What you need to do: Exact repetition is required: reproduce every line of the data.

Task material:
☆ ☆ ☆ ☆

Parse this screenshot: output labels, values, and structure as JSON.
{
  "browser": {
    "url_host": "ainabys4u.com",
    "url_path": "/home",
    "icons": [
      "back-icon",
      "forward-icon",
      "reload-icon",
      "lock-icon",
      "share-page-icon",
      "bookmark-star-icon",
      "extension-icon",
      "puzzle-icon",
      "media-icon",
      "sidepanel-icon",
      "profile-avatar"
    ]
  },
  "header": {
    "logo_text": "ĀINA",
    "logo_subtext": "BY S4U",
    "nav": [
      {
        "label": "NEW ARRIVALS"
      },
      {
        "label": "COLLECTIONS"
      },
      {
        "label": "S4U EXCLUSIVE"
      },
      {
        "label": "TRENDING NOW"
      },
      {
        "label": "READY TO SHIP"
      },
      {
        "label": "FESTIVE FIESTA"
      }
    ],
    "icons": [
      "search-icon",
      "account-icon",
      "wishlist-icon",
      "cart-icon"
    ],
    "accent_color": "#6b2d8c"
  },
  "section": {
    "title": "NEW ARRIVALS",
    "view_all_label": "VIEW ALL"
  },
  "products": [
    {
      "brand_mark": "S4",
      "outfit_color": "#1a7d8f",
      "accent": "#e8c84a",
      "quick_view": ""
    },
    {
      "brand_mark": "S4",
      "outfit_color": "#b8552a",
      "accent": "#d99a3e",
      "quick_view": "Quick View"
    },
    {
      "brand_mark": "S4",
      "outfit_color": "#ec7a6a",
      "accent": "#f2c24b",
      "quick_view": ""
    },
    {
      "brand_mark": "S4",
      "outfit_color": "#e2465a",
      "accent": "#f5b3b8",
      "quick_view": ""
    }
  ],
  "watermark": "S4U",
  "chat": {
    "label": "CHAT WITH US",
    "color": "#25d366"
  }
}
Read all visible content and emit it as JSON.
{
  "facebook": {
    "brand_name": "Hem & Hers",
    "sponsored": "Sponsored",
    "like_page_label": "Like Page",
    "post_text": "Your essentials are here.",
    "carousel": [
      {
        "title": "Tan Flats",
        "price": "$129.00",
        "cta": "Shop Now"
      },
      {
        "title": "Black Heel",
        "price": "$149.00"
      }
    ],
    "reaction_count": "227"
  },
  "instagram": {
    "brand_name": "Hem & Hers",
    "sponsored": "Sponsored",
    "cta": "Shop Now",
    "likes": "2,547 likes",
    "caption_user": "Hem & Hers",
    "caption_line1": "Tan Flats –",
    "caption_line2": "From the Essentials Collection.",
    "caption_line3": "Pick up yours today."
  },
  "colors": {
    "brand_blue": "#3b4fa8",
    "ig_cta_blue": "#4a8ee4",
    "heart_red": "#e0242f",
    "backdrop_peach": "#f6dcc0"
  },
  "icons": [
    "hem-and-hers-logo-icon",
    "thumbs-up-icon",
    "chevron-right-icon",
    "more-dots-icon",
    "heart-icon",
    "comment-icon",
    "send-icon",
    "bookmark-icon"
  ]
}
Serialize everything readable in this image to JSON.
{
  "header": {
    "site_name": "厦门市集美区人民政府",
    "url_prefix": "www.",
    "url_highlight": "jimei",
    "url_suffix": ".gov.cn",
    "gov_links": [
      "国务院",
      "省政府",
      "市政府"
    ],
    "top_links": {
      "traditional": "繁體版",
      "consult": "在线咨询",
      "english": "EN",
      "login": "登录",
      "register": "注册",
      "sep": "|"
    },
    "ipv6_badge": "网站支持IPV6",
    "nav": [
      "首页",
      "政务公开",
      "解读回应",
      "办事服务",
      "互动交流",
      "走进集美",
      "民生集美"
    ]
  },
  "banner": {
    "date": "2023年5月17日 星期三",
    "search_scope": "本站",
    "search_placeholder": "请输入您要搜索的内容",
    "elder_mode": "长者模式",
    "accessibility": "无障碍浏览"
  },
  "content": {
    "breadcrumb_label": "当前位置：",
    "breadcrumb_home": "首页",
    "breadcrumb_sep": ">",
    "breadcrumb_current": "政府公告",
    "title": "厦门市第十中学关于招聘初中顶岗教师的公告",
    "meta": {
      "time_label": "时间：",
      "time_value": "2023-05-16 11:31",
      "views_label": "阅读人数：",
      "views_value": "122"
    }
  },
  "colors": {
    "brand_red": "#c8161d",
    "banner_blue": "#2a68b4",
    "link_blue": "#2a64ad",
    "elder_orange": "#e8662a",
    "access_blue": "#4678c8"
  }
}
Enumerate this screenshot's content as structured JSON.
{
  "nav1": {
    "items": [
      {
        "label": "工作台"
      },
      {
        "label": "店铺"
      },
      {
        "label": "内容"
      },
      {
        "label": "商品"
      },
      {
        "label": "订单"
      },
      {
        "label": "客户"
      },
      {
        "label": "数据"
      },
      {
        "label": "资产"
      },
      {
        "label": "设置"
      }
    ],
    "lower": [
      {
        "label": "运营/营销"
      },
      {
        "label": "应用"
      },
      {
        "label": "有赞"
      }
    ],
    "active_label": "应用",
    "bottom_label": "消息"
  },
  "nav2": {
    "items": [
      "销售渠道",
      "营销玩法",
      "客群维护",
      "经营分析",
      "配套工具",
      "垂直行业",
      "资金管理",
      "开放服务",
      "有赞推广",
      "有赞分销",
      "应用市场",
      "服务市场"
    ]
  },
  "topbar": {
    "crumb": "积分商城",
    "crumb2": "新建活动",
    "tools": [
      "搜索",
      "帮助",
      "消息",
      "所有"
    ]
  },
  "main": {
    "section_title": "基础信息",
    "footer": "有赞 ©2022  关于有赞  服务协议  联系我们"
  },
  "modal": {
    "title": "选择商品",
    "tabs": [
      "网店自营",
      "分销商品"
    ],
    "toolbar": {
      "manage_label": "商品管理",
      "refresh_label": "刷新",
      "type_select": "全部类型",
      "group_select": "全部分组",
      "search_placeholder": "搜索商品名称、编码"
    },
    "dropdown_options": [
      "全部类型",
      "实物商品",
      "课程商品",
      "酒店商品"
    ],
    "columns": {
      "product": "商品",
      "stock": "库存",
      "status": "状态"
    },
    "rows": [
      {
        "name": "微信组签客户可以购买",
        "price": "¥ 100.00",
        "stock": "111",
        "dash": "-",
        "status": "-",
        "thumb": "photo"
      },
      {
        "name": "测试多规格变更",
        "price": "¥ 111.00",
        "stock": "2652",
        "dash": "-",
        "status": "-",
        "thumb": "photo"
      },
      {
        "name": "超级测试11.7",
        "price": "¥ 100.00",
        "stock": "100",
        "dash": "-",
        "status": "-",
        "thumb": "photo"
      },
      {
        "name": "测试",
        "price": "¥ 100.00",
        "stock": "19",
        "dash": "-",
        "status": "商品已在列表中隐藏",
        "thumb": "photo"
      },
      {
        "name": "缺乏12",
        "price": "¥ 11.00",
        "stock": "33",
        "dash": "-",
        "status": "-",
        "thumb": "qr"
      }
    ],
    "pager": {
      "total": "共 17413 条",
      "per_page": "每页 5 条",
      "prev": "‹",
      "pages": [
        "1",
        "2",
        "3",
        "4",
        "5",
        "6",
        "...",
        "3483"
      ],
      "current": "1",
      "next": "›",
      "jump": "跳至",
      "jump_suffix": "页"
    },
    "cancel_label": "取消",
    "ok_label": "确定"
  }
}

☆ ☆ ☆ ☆

Answer section:
Parse this screenshot: output labels, values, and structure as JSON.
{
  "browser": {
    "url_host": "ainabys4u.com",
    "url_path": "/home",
    "icons": [
      "back-icon",
      "forward-icon",
      "reload-icon",
      "lock-icon",
      "share-page-icon",
      "bookmark-star-icon",
      "extension-icon",
      "puzzle-icon",
      "media-icon",
      "sidepanel-icon",
      "profile-avatar"
    ]
  },
  "header": {
    "logo_text": "ĀINA",
    "logo_subtext": "BY S4U",
    "nav": [
      {
        "label": "NEW ARRIVALS"
      },
      {
        "label": "COLLECTIONS"
      },
      {
        "label": "S4U EXCLUSIVE"
      },
      {
        "label": "TRENDING NOW"
      },
      {
        "label": "READY TO SHIP"
      },
      {
        "label": "FESTIVE FIESTA"
      }
    ],
    "icons": [
      "search-icon",
      "account-icon",
      "wishlist-icon",
      "cart-icon"
    ],
    "accent_color": "#6b2d8c"
  },
  "section": {
    "title": "NEW ARRIVALS",
    "view_all_label": "VIEW ALL"
  },
  "products": [
    {
      "brand_mark": "S4",
      "outfit_color": "#1a7d8f",
      "accent": "#e8c84a",
      "quick_view": ""
    },
    {
      "brand_mark": "S4",
      "outfit_color": "#b8552a",
      "accent": "#d99a3e",
      "quick_view": "Quick View"
    },
    {
      "brand_mark": "S4",
      "outfit_color": "#ec7a6a",
      "accent": "#f2c24b",
      "quick_view": ""
    },
    {
      "brand_mark": "S4",
      "outfit_color": "#e2465a",
      "accent": "#f5b3b8",
      "quick_view": ""
    }
  ],
  "watermark": "S4U",
  "chat": {
    "label": "CHAT WITH US",
    "color": "#25d366"
  }
}
Read all visible content and emit it as JSON.
{
  "facebook": {
    "brand_name": "Hem & Hers",
    "sponsored": "Sponsored",
    "like_page_label": "Like Page",
    "post_text": "Your essentials are here.",
    "carousel": [
      {
        "title": "Tan Flats",
        "price": "$129.00",
        "cta": "Shop Now"
      },
      {
        "title": "Black Heel",
        "price": "$149.00"
      }
    ],
    "reaction_count": "227"
  },
  "instagram": {
    "brand_name": "Hem & Hers",
    "sponsored": "Sponsored",
    "cta": "Shop Now",
    "likes": "2,547 likes",
    "caption_user": "Hem & Hers",
    "caption_line1": "Tan Flats –",
    "caption_line2": "From the Essentials Collection.",
    "caption_line3": "Pick up yours today."
  },
  "colors": {
    "brand_blue": "#3b4fa8",
    "ig_cta_blue": "#4a8ee4",
    "heart_red": "#e0242f",
    "backdrop_peach": "#f6dcc0"
  },
  "icons": [
    "hem-and-hers-logo-icon",
    "thumbs-up-icon",
    "chevron-right-icon",
    "more-dots-icon",
    "heart-icon",
    "comment-icon",
    "send-icon",
    "bookmark-icon"
  ]
}
Serialize everything readable in this image to JSON.
{
  "header": {
    "site_name": "厦门市集美区人民政府",
    "url_prefix": "www.",
    "url_highlight": "jimei",
    "url_suffix": ".gov.cn",
    "gov_links": [
      "国务院",
      "省政府",
      "市政府"
    ],
    "top_links": {
      "traditional": "繁體版",
      "consult": "在线咨询",
      "english": "EN",
      "login": "登录",
      "register": "注册",
      "sep": "|"
    },
    "ipv6_badge": "网站支持IPV6",
    "nav": [
      "首页",
      "政务公开",
      "解读回应",
      "办事服务",
      "互动交流",
      "走进集美",
      "民生集美"
    ]
  },
  "banner": {
    "date": "2023年5月17日 星期三",
    "search_scope": "本站",
    "search_placeholder": "请输入您要搜索的内容",
    "elder_mode": "长者模式",
    "accessibility": "无障碍浏览"
  },
  "content": {
    "breadcrumb_label": "当前位置：",
    "breadcrumb_home": "首页",
    "breadcrumb_sep": ">",
    "breadcrumb_current": "政府公告",
    "title": "厦门市第十中学关于招聘初中顶岗教师的公告",
    "meta": {
      "time_label": "时间：",
      "time_value": "2023-05-16 11:31",
      "views_label": "阅读人数：",
      "views_value": "122"
    }
  },
  "colors": {
    "brand_red": "#c8161d",
    "banner_blue": "#2a68b4",
    "link_blue": "#2a64ad",
    "elder_orange": "#e8662a",
    "access_blue": "#4678c8"
  }
}
Enumerate this screenshot's content as structured JSON.
{
  "nav1": {
    "items": [
      {
        "label": "工作台"
      },
      {
        "label": "店铺"
      },
      {
        "label": "内容"
      },
      {
        "label": "商品"
      },
      {
        "label": "订单"
      },
      {
        "label": "客户"
      },
      {
        "label": "数据"
      },
      {
        "label": "资产"
      },
      {
        "label": "设置"
      }
    ],
    "lower": [
      {
        "label": "运营/营销"
      },
      {
        "label": "应用"
      },
      {
        "label": "有赞"
      }
    ],
    "active_label": "应用",
    "bottom_label": "消息"
  },
  "nav2": {
    "items": [
      "销售渠道",
      "营销玩法",
      "客群维护",
      "经营分析",
      "配套工具",
      "垂直行业",
      "资金管理",
      "开放服务",
      "有赞推广",
      "有赞分销",
      "应用市场",
      "服务市场"
    ]
  },
  "topbar": {
    "crumb": "积分商城",
    "crumb2": "新建活动",
    "tools": [
      "搜索",
      "帮助",
      "消息",
      "所有"
    ]
  },
  "main": {
    "section_title": "基础信息",
    "footer": "有赞 ©2022  关于有赞  服务协议  联系我们"
  },
  "modal": {
    "title": "选择商品",
    "tabs": [
      "网店自营",
      "分销商品"
    ],
    "toolbar": {
      "manage_label": "商品管理",
      "refresh_label": "刷新",
      "type_select": "全部类型",
      "group_select": "全部分组",
      "search_placeholder": "搜索商品名称、编码"
    },
    "dropdown_options": [
      "全部类型",
      "实物商品",
      "课程商品",
      "酒店商品"
    ],
    "columns": {
      "product": "商品",
      "stock": "库存",
      "status": "状态"
    },
    "rows": [
      {
        "name": "微信组签客户可以购买",
        "price": "¥ 100.00",
        "stock": "111",
        "dash": "-",
        "status": "-",
        "thumb": "photo"
      },
      {
        "name": "测试多规格变更",
        "price": "¥ 111.00",
        "stock": "2652",
        "dash": "-",
        "status": "-",
        "thumb": "photo"
      },
      {
        "name": "超级测试11.7",
        "price": "¥ 100.00",
        "stock": "100",
        "dash": "-",
        "status": "-",
        "thumb": "photo"
      },
      {
        "name": "测试",
        "price": "¥ 100.00",
        "stock": "19",
        "dash": "-",
        "status": "商品已在列表中隐藏",
        "thumb": "photo"
      },
      {
        "name": "缺乏12",
        "price": "¥ 11.00",
        "stock": "33",
        "dash": "-",
        "status": "-",
        "thumb": "qr"
      }
    ],
    "pager": {
      "total": "共 17413 条",
      "per_page": "每页 5 条",
      "prev": "‹",
      "pages": [
        "1",
        "2",
        "3",
        "4",
        "5",
        "6",
        "...",
        "3483"
      ],
      "current": "1",
      "next": "›",
      "jump": "跳至",
      "jump_suffix": "页"
    },
    "cancel_label": "取消",
    "ok_label": "确定"
  }
}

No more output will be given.